But we were vampires, no longer hungry from our early evening murdering a peasant couple. We could have cleaned the blood from beneath our nails. Even though we touched finger to finger, there was nothing to feel. Words would be our skin. Our voices and intentions would fill the gap of humanity between us.
“This isn’t filing books, Ms. Beaudonte,” the pesky librarian passed me, her soft sneakers making a squishing sound against the soft carpet of the library.
My fangs would have ripped her neck in two. I would have left shreds of her skin on the floor and liked it. She pointed down the aisle, closer to where Justin Enos was studying. I walked, carrying the books in my hand keeping my eyes focused on the glass windows of the study room ahead of me.
Only, I hadn’t realized that the width of the book case had been blocking the entirety of the door, and someone else had joined him in that room. Justin and his girlfriend, Tracy Sutton were pressed chest to chest, his lips against hers, and they moved their mouths, together.
You could make wings out of lead.
Something inside my chest clenched but I couldn’t look away. Both of them were so…alive. They seemed filled with something I could not touch, like a secret to life or love and living that I could not wield with my hands. His hands trickled up and down her back and while I stood there, motionless, watching. I wanted to be Tracy Sutton. I wanted to be this insipid, useless girl with no original thought in her head so I could feel like she did.
Was that so wrong? I thought. To want to burn? I had smoldered for Rhode but never felt it with my body. Now I had a human body and could only watch others, I had no way to wield this fire within me. When Justin broke away from Tracy he looked into her eyes and then pulled her close to his chest. As her cheek rested against him, he looked through the glass window, directly at me.
Our eyes hung there, suspended looking at one another – mine blue, his green – and then it was as though the wind was knocked out me. I remembered that I was standing there in the middle of a library aisle, staring at this boy. My books flew to the floor and my cheeks burned.

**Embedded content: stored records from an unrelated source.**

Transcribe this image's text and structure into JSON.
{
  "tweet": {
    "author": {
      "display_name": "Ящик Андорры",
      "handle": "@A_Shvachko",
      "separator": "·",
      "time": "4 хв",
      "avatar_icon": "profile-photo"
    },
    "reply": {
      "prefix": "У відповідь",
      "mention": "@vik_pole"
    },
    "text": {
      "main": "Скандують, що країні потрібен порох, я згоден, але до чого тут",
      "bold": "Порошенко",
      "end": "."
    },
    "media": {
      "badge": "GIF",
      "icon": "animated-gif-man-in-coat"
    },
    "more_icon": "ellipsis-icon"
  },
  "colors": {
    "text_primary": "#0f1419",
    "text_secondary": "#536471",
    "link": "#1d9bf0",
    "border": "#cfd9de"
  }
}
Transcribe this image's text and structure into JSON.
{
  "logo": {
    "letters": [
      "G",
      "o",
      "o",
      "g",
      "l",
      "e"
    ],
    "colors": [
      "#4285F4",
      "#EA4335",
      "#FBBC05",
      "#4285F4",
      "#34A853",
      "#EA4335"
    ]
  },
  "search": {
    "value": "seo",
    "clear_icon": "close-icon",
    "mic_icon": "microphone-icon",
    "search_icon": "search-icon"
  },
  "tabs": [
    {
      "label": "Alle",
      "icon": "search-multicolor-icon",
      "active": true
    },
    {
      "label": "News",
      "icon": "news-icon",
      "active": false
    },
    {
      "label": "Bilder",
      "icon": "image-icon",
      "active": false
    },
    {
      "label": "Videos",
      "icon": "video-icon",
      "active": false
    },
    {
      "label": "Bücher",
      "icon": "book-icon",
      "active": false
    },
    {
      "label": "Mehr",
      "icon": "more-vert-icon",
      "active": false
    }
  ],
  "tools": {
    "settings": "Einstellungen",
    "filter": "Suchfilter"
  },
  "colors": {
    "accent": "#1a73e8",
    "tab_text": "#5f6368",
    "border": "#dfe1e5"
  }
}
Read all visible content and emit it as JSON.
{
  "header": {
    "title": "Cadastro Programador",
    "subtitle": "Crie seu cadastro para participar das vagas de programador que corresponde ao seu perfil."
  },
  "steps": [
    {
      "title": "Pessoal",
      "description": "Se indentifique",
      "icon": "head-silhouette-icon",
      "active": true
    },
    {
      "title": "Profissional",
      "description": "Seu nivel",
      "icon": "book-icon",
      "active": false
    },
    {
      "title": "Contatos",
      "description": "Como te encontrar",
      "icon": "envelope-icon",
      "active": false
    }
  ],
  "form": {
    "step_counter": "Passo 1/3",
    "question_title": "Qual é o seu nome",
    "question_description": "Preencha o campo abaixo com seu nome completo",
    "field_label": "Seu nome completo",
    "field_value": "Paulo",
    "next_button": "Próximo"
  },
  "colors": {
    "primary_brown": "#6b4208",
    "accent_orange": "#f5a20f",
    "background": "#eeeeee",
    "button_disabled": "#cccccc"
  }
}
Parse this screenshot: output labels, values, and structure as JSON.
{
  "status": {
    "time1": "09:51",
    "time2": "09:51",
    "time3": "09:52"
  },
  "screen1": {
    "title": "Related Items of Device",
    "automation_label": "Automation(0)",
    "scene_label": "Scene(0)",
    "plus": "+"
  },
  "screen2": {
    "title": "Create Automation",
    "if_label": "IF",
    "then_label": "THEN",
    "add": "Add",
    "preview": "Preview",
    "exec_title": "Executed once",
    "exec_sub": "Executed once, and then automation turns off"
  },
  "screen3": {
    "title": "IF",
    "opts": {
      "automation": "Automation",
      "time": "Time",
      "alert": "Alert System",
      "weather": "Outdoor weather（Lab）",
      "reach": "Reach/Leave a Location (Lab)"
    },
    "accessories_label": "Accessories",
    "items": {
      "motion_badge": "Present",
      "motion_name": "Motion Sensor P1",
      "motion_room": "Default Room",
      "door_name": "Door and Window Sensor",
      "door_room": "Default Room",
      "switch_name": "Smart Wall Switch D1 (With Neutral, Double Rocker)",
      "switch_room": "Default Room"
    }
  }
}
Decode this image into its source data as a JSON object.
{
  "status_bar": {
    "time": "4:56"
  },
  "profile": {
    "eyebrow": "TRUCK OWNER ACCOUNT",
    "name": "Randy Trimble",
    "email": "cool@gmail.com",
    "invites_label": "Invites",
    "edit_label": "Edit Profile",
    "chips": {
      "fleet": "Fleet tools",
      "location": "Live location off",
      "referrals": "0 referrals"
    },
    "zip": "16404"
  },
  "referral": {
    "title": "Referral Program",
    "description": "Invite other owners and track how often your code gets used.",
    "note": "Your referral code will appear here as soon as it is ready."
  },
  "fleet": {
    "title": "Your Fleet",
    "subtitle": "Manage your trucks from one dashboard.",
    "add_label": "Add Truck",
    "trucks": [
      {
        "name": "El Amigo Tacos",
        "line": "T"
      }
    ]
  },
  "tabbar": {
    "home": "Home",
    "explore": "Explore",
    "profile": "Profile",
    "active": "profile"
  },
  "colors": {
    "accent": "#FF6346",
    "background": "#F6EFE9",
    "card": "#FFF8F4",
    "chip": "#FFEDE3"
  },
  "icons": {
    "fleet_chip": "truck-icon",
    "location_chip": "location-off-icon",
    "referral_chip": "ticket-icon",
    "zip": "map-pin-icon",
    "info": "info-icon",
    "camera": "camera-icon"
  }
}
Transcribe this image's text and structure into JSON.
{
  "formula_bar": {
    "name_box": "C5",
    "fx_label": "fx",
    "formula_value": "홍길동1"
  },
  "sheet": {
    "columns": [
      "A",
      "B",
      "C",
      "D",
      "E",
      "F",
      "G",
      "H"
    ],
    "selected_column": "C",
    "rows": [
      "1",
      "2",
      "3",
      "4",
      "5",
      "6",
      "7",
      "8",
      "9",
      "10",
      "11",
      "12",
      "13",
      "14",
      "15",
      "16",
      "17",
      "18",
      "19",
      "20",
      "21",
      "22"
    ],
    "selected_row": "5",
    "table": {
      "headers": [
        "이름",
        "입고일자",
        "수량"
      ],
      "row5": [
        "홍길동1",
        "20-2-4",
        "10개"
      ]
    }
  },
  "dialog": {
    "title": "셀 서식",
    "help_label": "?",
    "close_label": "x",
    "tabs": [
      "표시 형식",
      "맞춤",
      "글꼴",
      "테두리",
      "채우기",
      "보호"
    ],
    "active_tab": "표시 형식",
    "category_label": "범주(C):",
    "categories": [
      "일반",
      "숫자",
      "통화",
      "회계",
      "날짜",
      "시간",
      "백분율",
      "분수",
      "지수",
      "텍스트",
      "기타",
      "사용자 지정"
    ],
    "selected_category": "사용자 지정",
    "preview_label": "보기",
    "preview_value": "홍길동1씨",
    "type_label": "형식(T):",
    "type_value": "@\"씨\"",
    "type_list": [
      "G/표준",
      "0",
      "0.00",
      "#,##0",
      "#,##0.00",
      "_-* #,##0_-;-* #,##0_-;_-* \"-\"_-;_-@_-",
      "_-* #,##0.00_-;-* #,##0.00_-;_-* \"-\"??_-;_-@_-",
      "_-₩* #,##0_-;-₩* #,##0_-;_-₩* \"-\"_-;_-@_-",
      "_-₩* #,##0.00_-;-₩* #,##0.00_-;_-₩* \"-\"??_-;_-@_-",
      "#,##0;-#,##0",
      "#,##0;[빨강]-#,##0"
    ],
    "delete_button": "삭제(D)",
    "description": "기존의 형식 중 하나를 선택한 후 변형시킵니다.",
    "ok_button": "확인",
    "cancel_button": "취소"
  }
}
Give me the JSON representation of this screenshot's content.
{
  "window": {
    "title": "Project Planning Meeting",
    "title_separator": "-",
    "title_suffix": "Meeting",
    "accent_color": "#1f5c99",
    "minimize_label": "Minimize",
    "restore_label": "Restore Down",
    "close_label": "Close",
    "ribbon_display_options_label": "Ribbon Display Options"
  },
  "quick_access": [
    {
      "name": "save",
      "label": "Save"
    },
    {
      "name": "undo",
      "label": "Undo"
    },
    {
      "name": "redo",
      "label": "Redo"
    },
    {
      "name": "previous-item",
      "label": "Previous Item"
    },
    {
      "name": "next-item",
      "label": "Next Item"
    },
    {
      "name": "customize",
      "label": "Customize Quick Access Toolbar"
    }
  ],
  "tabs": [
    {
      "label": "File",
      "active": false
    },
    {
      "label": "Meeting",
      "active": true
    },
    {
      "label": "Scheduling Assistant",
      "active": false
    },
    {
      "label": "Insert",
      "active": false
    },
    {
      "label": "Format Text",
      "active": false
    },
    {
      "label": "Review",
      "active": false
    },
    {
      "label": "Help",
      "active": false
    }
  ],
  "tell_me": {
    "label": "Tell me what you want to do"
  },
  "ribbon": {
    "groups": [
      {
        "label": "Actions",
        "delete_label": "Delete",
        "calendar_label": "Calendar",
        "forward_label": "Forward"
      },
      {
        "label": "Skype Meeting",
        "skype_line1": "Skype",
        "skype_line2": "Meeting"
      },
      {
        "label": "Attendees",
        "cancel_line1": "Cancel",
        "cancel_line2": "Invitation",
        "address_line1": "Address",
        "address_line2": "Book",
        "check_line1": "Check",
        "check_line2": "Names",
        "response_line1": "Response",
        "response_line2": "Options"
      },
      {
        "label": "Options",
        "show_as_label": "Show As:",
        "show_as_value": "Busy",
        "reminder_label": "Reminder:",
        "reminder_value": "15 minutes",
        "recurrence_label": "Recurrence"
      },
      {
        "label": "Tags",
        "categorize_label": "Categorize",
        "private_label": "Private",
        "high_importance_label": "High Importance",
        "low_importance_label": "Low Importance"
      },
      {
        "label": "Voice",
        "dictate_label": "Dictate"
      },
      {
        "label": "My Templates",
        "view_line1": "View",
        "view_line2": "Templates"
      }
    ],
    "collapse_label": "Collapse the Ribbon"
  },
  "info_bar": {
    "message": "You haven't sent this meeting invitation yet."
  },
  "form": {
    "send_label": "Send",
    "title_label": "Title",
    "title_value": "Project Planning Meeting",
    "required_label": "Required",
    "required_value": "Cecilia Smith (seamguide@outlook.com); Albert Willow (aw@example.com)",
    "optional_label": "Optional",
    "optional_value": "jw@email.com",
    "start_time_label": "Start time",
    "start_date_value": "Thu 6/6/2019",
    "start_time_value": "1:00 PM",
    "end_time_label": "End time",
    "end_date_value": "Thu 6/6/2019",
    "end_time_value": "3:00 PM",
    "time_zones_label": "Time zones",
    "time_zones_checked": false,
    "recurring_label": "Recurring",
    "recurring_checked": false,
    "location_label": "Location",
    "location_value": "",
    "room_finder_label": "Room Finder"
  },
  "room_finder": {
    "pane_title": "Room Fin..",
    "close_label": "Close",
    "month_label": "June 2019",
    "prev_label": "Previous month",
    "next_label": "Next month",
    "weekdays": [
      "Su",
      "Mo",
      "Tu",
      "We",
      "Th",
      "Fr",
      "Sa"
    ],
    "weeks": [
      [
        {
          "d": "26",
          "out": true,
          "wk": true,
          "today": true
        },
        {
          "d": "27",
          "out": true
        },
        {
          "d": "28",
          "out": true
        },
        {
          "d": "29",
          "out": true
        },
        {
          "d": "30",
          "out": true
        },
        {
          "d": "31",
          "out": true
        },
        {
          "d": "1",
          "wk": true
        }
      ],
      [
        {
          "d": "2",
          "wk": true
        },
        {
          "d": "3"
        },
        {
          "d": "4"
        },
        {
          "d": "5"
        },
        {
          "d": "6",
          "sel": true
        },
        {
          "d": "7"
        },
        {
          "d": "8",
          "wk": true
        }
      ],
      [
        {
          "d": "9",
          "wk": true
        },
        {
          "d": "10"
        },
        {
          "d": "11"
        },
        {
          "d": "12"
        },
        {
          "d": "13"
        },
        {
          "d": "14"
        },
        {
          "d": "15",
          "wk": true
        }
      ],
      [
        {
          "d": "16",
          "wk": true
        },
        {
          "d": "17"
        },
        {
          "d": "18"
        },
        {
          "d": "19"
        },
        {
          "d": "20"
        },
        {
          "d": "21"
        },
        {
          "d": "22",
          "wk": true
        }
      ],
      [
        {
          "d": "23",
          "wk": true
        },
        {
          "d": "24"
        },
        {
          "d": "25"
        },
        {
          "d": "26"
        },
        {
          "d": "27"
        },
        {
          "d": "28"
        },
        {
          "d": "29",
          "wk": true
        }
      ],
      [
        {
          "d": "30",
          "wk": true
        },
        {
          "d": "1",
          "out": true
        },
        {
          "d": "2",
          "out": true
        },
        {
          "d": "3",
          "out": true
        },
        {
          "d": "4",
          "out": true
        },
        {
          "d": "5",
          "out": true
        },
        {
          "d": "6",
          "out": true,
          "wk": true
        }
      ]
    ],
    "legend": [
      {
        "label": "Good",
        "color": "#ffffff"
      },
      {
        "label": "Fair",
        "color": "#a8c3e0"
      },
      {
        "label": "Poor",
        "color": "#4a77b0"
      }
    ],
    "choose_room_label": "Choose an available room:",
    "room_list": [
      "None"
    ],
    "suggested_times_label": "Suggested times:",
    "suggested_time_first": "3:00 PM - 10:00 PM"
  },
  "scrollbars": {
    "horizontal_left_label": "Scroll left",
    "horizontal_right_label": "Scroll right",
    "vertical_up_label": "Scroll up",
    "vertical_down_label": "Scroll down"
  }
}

“Who are you looking at?” I heard Tracy say only then realizing that the door of their study atrium was just barely open.
Tracy turned and when I looked up she was glaring at me, her long blonde hair cascading down her shoulders and over her breasts. She rolled her eyes and raised her hand, placed it on the door and slammed it shut.